EXERCISE DETAILS - Exact copies of all the entries are needed.

(Items listed in a dataset)

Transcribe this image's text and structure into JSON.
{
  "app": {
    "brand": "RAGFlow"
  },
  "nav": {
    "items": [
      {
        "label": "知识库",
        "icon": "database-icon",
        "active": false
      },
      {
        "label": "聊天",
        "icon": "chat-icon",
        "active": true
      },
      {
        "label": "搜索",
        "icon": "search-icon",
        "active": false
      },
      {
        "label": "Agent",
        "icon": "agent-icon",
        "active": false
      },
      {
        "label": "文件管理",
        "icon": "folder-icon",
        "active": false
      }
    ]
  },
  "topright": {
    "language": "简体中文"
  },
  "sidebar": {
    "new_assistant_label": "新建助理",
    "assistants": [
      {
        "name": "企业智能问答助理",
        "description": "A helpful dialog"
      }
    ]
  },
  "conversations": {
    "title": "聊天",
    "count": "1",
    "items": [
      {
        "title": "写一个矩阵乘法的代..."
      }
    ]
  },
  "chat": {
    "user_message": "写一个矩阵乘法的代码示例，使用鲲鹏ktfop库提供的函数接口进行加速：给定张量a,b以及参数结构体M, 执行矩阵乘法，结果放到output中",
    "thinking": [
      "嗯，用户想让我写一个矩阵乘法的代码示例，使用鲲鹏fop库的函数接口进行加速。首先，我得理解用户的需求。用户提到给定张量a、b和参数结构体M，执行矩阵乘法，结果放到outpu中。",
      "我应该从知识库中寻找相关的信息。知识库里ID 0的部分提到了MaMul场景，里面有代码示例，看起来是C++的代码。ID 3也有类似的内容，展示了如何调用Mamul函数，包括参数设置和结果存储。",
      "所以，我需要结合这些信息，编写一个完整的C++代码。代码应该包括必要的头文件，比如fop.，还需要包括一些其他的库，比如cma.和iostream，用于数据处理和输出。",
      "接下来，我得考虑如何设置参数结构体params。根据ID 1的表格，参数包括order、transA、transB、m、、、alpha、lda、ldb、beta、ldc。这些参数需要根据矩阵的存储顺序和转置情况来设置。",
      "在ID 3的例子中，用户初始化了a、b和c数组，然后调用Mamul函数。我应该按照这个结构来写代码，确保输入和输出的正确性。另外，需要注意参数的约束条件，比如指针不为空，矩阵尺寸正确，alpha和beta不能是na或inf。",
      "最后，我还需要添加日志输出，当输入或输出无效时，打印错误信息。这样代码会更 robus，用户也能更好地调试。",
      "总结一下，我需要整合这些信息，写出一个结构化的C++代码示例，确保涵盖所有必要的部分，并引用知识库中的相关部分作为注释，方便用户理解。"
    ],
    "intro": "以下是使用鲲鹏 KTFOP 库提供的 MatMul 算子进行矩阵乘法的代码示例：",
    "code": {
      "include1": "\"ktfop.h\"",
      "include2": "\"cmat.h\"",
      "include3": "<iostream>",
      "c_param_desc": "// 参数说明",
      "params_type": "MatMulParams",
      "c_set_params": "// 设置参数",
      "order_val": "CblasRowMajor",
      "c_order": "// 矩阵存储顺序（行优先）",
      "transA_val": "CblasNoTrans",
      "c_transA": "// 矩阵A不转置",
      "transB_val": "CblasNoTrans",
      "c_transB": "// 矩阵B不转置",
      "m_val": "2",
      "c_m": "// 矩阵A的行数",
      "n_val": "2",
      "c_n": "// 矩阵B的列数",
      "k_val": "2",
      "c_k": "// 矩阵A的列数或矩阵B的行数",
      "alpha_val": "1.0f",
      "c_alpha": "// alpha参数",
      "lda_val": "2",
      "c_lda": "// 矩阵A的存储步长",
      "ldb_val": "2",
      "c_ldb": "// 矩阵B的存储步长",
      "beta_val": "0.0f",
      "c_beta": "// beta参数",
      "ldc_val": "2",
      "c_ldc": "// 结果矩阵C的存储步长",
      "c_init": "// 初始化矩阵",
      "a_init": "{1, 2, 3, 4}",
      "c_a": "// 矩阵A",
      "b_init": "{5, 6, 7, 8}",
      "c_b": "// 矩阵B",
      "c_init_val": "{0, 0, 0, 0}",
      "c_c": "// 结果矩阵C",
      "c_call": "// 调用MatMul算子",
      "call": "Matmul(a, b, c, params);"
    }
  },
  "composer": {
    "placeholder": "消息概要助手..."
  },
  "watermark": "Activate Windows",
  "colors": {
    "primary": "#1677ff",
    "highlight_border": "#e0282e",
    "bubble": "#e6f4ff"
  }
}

EXERCISE RESPONSE -
Transcribe this image's text and structure into JSON.
{
  "app": {
    "brand": "RAGFlow"
  },
  "nav": {
    "items": [
      {
        "label": "知识库",
        "icon": "database-icon",
        "active": false
      },
      {
        "label": "聊天",
        "icon": "chat-icon",
        "active": true
      },
      {
        "label": "搜索",
        "icon": "search-icon",
        "active": false
      },
      {
        "label": "Agent",
        "icon": "agent-icon",
        "active": false
      },
      {
        "label": "文件管理",
        "icon": "folder-icon",
        "active": false
      }
    ]
  },
  "topright": {
    "language": "简体中文"
  },
  "sidebar": {
    "new_assistant_label": "新建助理",
    "assistants": [
      {
        "name": "企业智能问答助理",
        "description": "A helpful dialog"
      }
    ]
  },
  "conversations": {
    "title": "聊天",
    "count": "1",
    "items": [
      {
        "title": "写一个矩阵乘法的代..."
      }
    ]
  },
  "chat": {
    "user_message": "写一个矩阵乘法的代码示例，使用鲲鹏ktfop库提供的函数接口进行加速：给定张量a,b以及参数结构体M, 执行矩阵乘法，结果放到output中",
    "thinking": [
      "嗯，用户想让我写一个矩阵乘法的代码示例，使用鲲鹏fop库的函数接口进行加速。首先，我得理解用户的需求。用户提到给定张量a、b和参数结构体M，执行矩阵乘法，结果放到outpu中。",
      "我应该从知识库中寻找相关的信息。知识库里ID 0的部分提到了MaMul场景，里面有代码示例，看起来是C++的代码。ID 3也有类似的内容，展示了如何调用Mamul函数，包括参数设置和结果存储。",
      "所以，我需要结合这些信息，编写一个完整的C++代码。代码应该包括必要的头文件，比如fop.，还需要包括一些其他的库，比如cma.和iostream，用于数据处理和输出。",
      "接下来，我得考虑如何设置参数结构体params。根据ID 1的表格，参数包括order、transA、transB、m、、、alpha、lda、ldb、beta、ldc。这些参数需要根据矩阵的存储顺序和转置情况来设置。",
      "在ID 3的例子中，用户初始化了a、b和c数组，然后调用Mamul函数。我应该按照这个结构来写代码，确保输入和输出的正确性。另外，需要注意参数的约束条件，比如指针不为空，矩阵尺寸正确，alpha和beta不能是na或inf。",
      "最后，我还需要添加日志输出，当输入或输出无效时，打印错误信息。这样代码会更 robus，用户也能更好地调试。",
      "总结一下，我需要整合这些信息，写出一个结构化的C++代码示例，确保涵盖所有必要的部分，并引用知识库中的相关部分作为注释，方便用户理解。"
    ],
    "intro": "以下是使用鲲鹏 KTFOP 库提供的 MatMul 算子进行矩阵乘法的代码示例：",
    "code": {
      "include1": "\"ktfop.h\"",
      "include2": "\"cmat.h\"",
      "include3": "<iostream>",
      "c_param_desc": "// 参数说明",
      "params_type": "MatMulParams",
      "c_set_params": "// 设置参数",
      "order_val": "CblasRowMajor",
      "c_order": "// 矩阵存储顺序（行优先）",
      "transA_val": "CblasNoTrans",
      "c_transA": "// 矩阵A不转置",
      "transB_val": "CblasNoTrans",
      "c_transB": "// 矩阵B不转置",
      "m_val": "2",
      "c_m": "// 矩阵A的行数",
      "n_val": "2",
      "c_n": "// 矩阵B的列数",
      "k_val": "2",
      "c_k": "// 矩阵A的列数或矩阵B的行数",
      "alpha_val": "1.0f",
      "c_alpha": "// alpha参数",
      "lda_val": "2",
      "c_lda": "// 矩阵A的存储步长",
      "ldb_val": "2",
      "c_ldb": "// 矩阵B的存储步长",
      "beta_val": "0.0f",
      "c_beta": "// beta参数",
      "ldc_val": "2",
      "c_ldc": "// 结果矩阵C的存储步长",
      "c_init": "// 初始化矩阵",
      "a_init": "{1, 2, 3, 4}",
      "c_a": "// 矩阵A",
      "b_init": "{5, 6, 7, 8}",
      "c_b": "// 矩阵B",
      "c_init_val": "{0, 0, 0, 0}",
      "c_c": "// 结果矩阵C",
      "c_call": "// 调用MatMul算子",
      "call": "Matmul(a, b, c, params);"
    }
  },
  "composer": {
    "placeholder": "消息概要助手..."
  },
  "watermark": "Activate Windows",
  "colors": {
    "primary": "#1677ff",
    "highlight_border": "#e0282e",
    "bubble": "#e6f4ff"
  }
}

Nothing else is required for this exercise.